Find each line in the records below that contains the word "column", and copy it out.
-------- Data --------
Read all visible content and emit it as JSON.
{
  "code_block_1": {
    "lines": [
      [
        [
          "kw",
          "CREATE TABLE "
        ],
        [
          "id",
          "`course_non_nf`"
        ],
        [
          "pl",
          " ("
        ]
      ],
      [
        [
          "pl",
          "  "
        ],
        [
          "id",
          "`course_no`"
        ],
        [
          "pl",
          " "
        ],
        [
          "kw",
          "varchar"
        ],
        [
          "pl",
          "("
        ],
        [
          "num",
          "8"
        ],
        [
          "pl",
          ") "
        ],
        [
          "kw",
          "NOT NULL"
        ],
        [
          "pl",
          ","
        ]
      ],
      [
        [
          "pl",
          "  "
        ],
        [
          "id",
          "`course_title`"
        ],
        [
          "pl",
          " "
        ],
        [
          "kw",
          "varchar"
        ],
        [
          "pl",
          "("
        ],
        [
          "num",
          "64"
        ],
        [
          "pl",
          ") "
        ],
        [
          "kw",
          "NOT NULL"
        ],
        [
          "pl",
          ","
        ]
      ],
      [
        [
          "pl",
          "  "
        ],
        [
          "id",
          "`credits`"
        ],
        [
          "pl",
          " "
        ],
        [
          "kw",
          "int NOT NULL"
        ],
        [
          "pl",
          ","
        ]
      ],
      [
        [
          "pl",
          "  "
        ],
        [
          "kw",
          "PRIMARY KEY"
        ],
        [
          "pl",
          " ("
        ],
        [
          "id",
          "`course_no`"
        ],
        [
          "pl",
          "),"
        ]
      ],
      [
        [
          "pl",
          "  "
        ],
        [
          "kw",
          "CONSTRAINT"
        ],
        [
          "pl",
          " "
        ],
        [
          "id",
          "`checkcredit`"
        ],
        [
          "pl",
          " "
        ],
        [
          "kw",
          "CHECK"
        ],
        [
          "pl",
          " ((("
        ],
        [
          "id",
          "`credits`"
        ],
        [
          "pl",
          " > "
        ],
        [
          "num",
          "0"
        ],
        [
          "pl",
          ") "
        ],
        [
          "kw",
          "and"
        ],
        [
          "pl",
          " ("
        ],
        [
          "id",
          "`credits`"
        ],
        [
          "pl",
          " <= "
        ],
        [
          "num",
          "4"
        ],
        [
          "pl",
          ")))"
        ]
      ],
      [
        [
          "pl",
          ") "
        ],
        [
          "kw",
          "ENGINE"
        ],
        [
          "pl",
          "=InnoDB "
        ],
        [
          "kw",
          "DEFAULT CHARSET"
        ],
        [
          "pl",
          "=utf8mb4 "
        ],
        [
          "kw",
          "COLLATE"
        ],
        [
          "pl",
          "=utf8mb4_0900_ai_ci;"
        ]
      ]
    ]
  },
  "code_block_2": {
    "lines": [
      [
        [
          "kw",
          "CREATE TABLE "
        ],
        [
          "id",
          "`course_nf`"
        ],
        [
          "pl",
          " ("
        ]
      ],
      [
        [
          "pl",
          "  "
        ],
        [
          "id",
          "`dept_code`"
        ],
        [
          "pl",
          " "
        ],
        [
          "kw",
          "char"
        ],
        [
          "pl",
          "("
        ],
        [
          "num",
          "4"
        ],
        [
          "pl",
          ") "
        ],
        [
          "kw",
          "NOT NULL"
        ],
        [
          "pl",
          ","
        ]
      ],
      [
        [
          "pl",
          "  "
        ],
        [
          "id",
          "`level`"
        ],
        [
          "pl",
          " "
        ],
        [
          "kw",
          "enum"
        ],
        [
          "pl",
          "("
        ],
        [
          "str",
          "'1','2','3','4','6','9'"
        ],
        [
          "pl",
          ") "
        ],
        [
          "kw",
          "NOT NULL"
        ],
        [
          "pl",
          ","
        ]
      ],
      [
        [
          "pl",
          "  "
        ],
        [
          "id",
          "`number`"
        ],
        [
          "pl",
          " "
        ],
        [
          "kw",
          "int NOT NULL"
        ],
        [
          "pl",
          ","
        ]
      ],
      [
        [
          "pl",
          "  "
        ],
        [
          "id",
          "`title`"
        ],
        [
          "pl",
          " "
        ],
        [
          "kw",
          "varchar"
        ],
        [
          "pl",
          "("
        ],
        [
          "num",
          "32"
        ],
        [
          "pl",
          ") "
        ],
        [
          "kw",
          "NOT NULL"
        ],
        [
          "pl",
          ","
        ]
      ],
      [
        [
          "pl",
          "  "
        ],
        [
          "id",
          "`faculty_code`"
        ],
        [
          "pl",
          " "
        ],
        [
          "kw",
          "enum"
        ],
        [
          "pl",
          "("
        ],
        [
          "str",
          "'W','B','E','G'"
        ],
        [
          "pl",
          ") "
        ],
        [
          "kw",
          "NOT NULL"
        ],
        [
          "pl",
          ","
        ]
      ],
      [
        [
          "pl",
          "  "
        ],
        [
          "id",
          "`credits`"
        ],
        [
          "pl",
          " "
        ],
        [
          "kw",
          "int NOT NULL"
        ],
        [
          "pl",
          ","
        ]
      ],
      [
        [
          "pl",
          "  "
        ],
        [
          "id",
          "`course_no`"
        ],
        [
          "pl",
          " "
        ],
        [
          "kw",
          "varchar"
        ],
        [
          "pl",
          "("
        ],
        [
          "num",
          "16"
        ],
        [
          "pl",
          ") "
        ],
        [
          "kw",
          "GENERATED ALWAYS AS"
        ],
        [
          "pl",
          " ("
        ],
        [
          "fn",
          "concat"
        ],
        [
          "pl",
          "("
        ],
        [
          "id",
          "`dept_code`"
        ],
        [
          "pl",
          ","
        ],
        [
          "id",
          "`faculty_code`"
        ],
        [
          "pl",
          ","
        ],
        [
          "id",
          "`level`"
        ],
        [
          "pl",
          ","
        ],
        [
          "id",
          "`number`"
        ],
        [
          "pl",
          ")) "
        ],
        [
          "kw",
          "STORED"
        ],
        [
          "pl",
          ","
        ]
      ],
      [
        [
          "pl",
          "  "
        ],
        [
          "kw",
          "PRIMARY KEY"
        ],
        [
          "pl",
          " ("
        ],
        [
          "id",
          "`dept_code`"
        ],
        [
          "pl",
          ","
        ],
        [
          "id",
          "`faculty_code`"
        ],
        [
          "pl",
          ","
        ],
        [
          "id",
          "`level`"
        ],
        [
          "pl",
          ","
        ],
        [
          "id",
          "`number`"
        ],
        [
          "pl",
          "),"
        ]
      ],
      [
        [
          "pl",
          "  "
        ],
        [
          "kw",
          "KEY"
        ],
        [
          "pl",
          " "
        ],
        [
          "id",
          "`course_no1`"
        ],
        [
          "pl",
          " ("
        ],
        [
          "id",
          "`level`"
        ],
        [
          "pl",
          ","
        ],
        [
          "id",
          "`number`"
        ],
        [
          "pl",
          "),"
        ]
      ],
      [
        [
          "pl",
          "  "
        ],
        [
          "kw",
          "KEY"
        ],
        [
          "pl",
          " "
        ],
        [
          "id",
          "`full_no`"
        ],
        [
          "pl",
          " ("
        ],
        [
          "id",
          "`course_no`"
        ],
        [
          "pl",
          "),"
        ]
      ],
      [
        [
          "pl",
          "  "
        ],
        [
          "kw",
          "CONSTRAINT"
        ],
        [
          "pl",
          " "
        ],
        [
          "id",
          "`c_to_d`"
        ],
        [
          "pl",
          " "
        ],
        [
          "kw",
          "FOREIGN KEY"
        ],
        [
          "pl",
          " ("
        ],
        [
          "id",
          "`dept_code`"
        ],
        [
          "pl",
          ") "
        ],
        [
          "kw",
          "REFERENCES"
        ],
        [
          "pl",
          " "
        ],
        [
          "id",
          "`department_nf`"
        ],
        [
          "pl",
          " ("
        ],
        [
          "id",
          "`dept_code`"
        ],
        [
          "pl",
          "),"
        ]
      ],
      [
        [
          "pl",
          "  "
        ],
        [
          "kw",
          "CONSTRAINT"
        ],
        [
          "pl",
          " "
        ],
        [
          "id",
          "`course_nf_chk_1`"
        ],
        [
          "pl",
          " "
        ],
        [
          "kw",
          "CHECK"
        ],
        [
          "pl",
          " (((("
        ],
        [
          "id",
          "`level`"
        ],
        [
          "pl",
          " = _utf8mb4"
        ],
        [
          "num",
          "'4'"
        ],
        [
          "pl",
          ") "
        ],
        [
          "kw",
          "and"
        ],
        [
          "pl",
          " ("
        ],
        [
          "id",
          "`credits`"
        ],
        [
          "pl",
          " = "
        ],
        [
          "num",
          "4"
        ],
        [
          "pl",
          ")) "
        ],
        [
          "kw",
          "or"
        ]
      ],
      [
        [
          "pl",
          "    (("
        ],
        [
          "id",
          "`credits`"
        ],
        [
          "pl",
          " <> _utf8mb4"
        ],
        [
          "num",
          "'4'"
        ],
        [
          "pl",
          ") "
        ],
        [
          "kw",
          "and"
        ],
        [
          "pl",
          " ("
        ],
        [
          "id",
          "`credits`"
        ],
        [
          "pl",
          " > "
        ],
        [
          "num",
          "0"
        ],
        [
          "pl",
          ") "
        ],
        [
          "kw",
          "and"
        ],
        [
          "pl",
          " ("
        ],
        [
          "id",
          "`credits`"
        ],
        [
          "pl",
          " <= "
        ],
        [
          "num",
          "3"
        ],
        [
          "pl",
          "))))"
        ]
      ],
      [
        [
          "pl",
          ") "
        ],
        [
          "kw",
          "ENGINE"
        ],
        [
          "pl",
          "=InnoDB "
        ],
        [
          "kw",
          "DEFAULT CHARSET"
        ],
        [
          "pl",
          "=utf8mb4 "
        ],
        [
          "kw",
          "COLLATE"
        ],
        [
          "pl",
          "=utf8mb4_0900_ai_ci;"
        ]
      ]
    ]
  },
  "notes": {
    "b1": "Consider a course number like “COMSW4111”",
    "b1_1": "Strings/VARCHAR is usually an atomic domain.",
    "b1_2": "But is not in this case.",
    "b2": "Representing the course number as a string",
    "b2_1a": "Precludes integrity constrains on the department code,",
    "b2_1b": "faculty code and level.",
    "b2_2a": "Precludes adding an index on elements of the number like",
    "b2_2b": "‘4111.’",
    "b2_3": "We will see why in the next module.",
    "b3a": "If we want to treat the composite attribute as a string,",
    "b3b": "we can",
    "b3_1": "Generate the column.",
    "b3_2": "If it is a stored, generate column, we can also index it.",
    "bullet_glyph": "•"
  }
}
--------
_Reply_
    "b3_1": "Generate the column.",
    "b3_2": "If it is a stored, generate column, we can also index it.",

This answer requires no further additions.